Animal Behavior/Intraspecific Brood Parasitism

Brood ParasitismEdit

Interspecific Brood ParasitismEdit

Intraspecific Brood ParasitismEdit

Brood Parasitism conventionally involves the laying of one’s own eggs into the nest of another species, most commonly seen in species such as the cuckoo and brown headed cowbird. Most often fatal to the offspring of the host and detrimental to the host parents that must satisfy the begging behavior of chicks far greater in size than often themselves. Intraspecific brood parasitism however is a common occurrence in ducks and allies, though not unheard of in other families of birds.

Several hypotheses have been put forth as to why IBP occurs, including limitation of suitable nesting sites, or intrinsic individual limitations such as lack of experience rearing offspring or poor physical condition.[1] Still more hypothesize that the parasites maintain their own clutch but lay eggs in host nests because they have lost eggs of their own, to spread the risk of predation, or that her physical health is well enough that she can increase her fitness by laying more eggs,.[2][3] And still more hypothesize that if IBP is linked to kin selection; since colony formation and female philopatry is common in ducks then the host female could gain indirect fitness through the rearing of kin offspring. It is argued, however, that the loss in direct fitness of the host is not compensated enough by the increase in indirect fitness of the host.

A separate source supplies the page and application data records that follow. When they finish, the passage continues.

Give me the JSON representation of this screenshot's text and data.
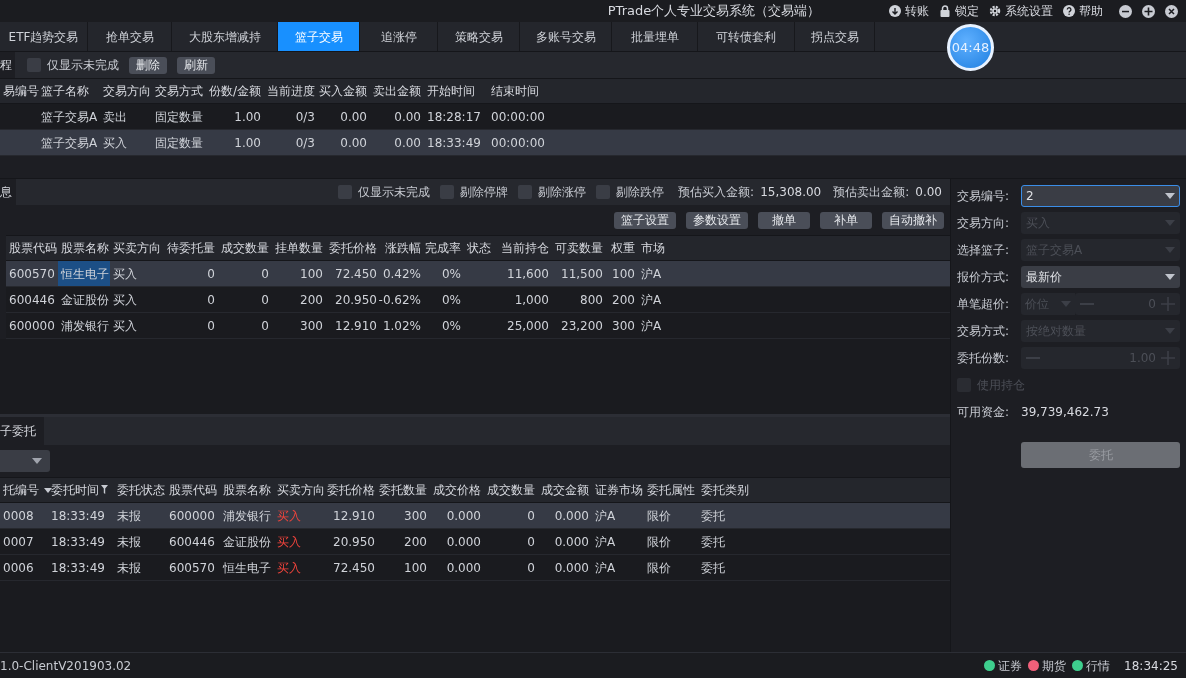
{
  "window": {
    "title": "PTrade个人专业交易系统（交易端）",
    "menu": [
      {
        "label": "转账"
      },
      {
        "label": "锁定"
      },
      {
        "label": "系统设置"
      },
      {
        "label": "帮助"
      }
    ]
  },
  "tabs": [
    {
      "label": "ETF趋势交易",
      "selected": false
    },
    {
      "label": "抢单交易",
      "selected": false
    },
    {
      "label": "大股东增减持",
      "selected": false
    },
    {
      "label": "篮子交易",
      "selected": true
    },
    {
      "label": "追涨停",
      "selected": false
    },
    {
      "label": "策略交易",
      "selected": false
    },
    {
      "label": "多账号交易",
      "selected": false
    },
    {
      "label": "批量埋单",
      "selected": false
    },
    {
      "label": "可转债套利",
      "selected": false
    },
    {
      "label": "拐点交易",
      "selected": false
    }
  ],
  "timer": "04:48",
  "basket_list": {
    "tab": "程",
    "only_unfinished": {
      "label": "仅显示未完成",
      "checked": false
    },
    "buttons": [
      "删除",
      "刷新"
    ],
    "columns": [
      {
        "label": "易编号",
        "kind": "text"
      },
      {
        "label": "篮子名称",
        "kind": "text"
      },
      {
        "label": "交易方向",
        "kind": "text"
      },
      {
        "label": "交易方式",
        "kind": "text"
      },
      {
        "label": "份数/金额",
        "kind": "num"
      },
      {
        "label": "当前进度",
        "kind": "num"
      },
      {
        "label": "买入金额",
        "kind": "num"
      },
      {
        "label": "卖出金额",
        "kind": "num"
      },
      {
        "label": "开始时间",
        "kind": "text"
      },
      {
        "label": "结束时间",
        "kind": "text"
      }
    ],
    "rows": [
      {
        "selected": false,
        "cells": [
          "",
          "篮子交易A",
          "卖出",
          "固定数量",
          "1.00",
          "0/3",
          "0.00",
          "0.00",
          "18:28:17",
          "00:00:00"
        ]
      },
      {
        "selected": true,
        "cells": [
          "",
          "篮子交易A",
          "买入",
          "固定数量",
          "1.00",
          "0/3",
          "0.00",
          "0.00",
          "18:33:49",
          "00:00:00"
        ]
      }
    ]
  },
  "basket_detail": {
    "tab": "息",
    "filters": [
      {
        "label": "仅显示未完成",
        "checked": false
      },
      {
        "label": "剔除停牌",
        "checked": false
      },
      {
        "label": "剔除涨停",
        "checked": false
      },
      {
        "label": "剔除跌停",
        "checked": false
      }
    ],
    "estimates": [
      {
        "label": "预估买入金额:",
        "value": "15,308.00"
      },
      {
        "label": "预估卖出金额:",
        "value": "0.00"
      }
    ],
    "buttons": [
      "篮子设置",
      "参数设置",
      "撤单",
      "补单",
      "自动撤补"
    ],
    "columns": [
      {
        "label": "股票代码",
        "kind": "text"
      },
      {
        "label": "股票名称",
        "kind": "text"
      },
      {
        "label": "买卖方向",
        "kind": "text"
      },
      {
        "label": "待委托量",
        "kind": "num"
      },
      {
        "label": "成交数量",
        "kind": "num"
      },
      {
        "label": "挂单数量",
        "kind": "num"
      },
      {
        "label": "委托价格",
        "kind": "num"
      },
      {
        "label": "涨跌幅",
        "kind": "num"
      },
      {
        "label": "完成率",
        "kind": "num"
      },
      {
        "label": "状态",
        "kind": "text"
      },
      {
        "label": "当前持仓",
        "kind": "num"
      },
      {
        "label": "可卖数量",
        "kind": "num"
      },
      {
        "label": "权重",
        "kind": "num"
      },
      {
        "label": "市场",
        "kind": "text"
      }
    ],
    "rows": [
      {
        "selected": true,
        "cells": [
          "600570",
          {
            "text": "恒生电子",
            "focused": true
          },
          "买入",
          "0",
          "0",
          "100",
          "72.450",
          "0.42%",
          "0%",
          "",
          "11,600",
          "11,500",
          "100",
          "沪A"
        ]
      },
      {
        "selected": false,
        "cells": [
          "600446",
          "金证股份",
          "买入",
          "0",
          "0",
          "200",
          "20.950",
          "-0.62%",
          "0%",
          "",
          "1,000",
          "800",
          "200",
          "沪A"
        ]
      },
      {
        "selected": false,
        "cells": [
          "600000",
          "浦发银行",
          "买入",
          "0",
          "0",
          "300",
          "12.910",
          "1.02%",
          "0%",
          "",
          "25,000",
          "23,200",
          "300",
          "沪A"
        ]
      }
    ]
  },
  "orders": {
    "tab": "子委托",
    "columns": [
      {
        "label": "托编号",
        "kind": "text",
        "sorted": true
      },
      {
        "label": "委托时间",
        "kind": "text",
        "filtered": true
      },
      {
        "label": "委托状态",
        "kind": "text"
      },
      {
        "label": "股票代码",
        "kind": "text"
      },
      {
        "label": "股票名称",
        "kind": "text"
      },
      {
        "label": "买卖方向",
        "kind": "side"
      },
      {
        "label": "委托价格",
        "kind": "num"
      },
      {
        "label": "委托数量",
        "kind": "num"
      },
      {
        "label": "成交价格",
        "kind": "num"
      },
      {
        "label": "成交数量",
        "kind": "num"
      },
      {
        "label": "成交金额",
        "kind": "num"
      },
      {
        "label": "证券市场",
        "kind": "text"
      },
      {
        "label": "委托属性",
        "kind": "text"
      },
      {
        "label": "委托类别",
        "kind": "text"
      }
    ],
    "rows": [
      {
        "selected": true,
        "cells": [
          "0008",
          "18:33:49",
          "未报",
          "600000",
          "浦发银行",
          "买入",
          "12.910",
          "300",
          "0.000",
          "0",
          "0.000",
          "沪A",
          "限价",
          "委托"
        ]
      },
      {
        "selected": false,
        "cells": [
          "0007",
          "18:33:49",
          "未报",
          "600446",
          "金证股份",
          "买入",
          "20.950",
          "200",
          "0.000",
          "0",
          "0.000",
          "沪A",
          "限价",
          "委托"
        ]
      },
      {
        "selected": false,
        "cells": [
          "0006",
          "18:33:49",
          "未报",
          "600570",
          "恒生电子",
          "买入",
          "72.450",
          "100",
          "0.000",
          "0",
          "0.000",
          "沪A",
          "限价",
          "委托"
        ]
      }
    ]
  },
  "order_form": {
    "fields": [
      {
        "kind": "select",
        "label": "交易编号:",
        "value": "2",
        "disabled": false,
        "focused": true
      },
      {
        "kind": "select",
        "label": "交易方向:",
        "value": "买入",
        "disabled": true,
        "focused": false
      },
      {
        "kind": "select",
        "label": "选择篮子:",
        "value": "篮子交易A",
        "disabled": true,
        "focused": false
      },
      {
        "kind": "select",
        "label": "报价方式:",
        "value": "最新价",
        "disabled": false,
        "focused": false
      },
      {
        "kind": "price_stepper",
        "label": "单笔超价:",
        "unit": "价位",
        "value": "0",
        "disabled": true
      },
      {
        "kind": "select",
        "label": "交易方式:",
        "value": "按绝对数量",
        "disabled": true,
        "focused": false
      },
      {
        "kind": "stepper",
        "label": "委托份数:",
        "value": "1.00",
        "disabled": true
      },
      {
        "kind": "checkbox",
        "label": "使用持仓",
        "checked": false,
        "disabled": true
      },
      {
        "kind": "value",
        "label": "可用资金:",
        "value": "39,739,462.73"
      },
      {
        "kind": "button",
        "label": "委托",
        "disabled": true
      }
    ]
  },
  "status_bar": {
    "version": "1.0-ClientV201903.02",
    "indicators": [
      {
        "label": "证券",
        "color": "#3ecf8e"
      },
      {
        "label": "期货",
        "color": "#f0607a"
      },
      {
        "label": "行情",
        "color": "#3ecf8e"
      }
    ],
    "time": "18:34:25"
  }
}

A recent study by Tiedemann aimed to investigate if age linked with relatedness would prove a reasonable hypothesis for IBP in the Common Eider Somateria mollissima. It is already well known that clutch size in ducks decreases with higher age.[4] This study looked at several microsatellites within two separate eider colonies. What they found was that genetic relatedness between the parasite and host were indeed greater than when compared to the relatedness of the entire microsatellite area. Important to note though is that there is no direct correlation between nest vicinity and genetic relatedness. Two important conclusions were drawn, “The average age of parasitized females is higher than the age of nonparasitized females, (and) the percentage of nests with alien (parasite) eggs increases with the age of nesting females”.[5] From this study Tiedemann predicts that elderly eiders that cannot produce as many eggs as they may be able to incubate gain a significant indirect fitness through IBP by close genetically related individuals. This idea of increased fitness in both parties was postulated early but this is the first study of its kind to demonstrate experimental evidence that IBP in ducks at least could be age-dependent and that cooperation between generations of females may increase the total fitness in both individuals.


  1. Sorensen M.D. 1991. The functional significance of parasitic egg laying and typical nesting in redhead ducks: an analysis of individual behaviour. Animal Behaviour, 42: 771–796
  2. Sorensen M.D. 1991. The functional significance of parasitic egg laying and typical nesting in redhead ducks: an analysis of individual behaviour. Animal Behaviour, 42: 771–796
  3. Lyon B.E, Eadie J.M. 2008. Conspecific brood parasitism in birds: a life history perspective. Annual Review of Ecology, Evolution, and Systematics, 39: 343–363
  4. Dow H., Fredga S. 1984. Factors affecting reproductive output of the Goldeneye duck Bucephala clangula. Journal of Animal Ecology, 53: 679–692
  5. Tiedemann, R. et al. 2011. Alien eggs in duck nests: brood parasitism or a help from Grandma? Molecular Ecology, 20: 3237-3250